Dataset items:

▼

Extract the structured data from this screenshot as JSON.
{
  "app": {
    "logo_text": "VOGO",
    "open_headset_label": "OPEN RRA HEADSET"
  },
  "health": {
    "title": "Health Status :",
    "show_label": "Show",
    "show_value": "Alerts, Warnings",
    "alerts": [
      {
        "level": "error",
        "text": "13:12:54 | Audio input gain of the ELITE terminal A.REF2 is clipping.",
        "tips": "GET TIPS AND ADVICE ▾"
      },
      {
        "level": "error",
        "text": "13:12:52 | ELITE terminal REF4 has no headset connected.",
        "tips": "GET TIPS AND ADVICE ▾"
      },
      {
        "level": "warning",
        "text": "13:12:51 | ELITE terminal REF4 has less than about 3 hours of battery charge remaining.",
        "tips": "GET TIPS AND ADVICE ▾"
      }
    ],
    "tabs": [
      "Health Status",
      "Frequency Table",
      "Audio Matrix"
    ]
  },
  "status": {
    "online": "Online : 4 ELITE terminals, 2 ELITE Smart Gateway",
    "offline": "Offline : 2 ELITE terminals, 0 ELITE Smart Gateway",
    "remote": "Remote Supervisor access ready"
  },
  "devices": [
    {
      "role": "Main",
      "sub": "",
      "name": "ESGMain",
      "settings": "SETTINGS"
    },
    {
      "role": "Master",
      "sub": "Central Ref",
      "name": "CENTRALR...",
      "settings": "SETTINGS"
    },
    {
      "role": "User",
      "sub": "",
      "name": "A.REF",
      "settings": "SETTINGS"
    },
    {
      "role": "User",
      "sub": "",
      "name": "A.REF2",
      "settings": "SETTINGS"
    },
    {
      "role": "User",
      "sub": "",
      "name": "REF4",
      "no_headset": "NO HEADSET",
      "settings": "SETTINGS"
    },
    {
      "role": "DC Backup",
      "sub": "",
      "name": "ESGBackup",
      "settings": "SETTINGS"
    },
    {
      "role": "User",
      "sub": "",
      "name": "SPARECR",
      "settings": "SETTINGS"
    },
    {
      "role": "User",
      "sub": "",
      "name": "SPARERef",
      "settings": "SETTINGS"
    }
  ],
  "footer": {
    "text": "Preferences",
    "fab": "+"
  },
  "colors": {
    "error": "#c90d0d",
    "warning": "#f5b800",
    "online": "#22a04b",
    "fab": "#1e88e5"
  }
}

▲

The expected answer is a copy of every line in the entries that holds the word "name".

      "name": "ESGMain",
      "name": "CENTRALR...",
      "name": "A.REF",
      "name": "A.REF2",
      "name": "REF4",
      "name": "ESGBackup",
      "name": "SPARECR",
      "name": "SPARERef",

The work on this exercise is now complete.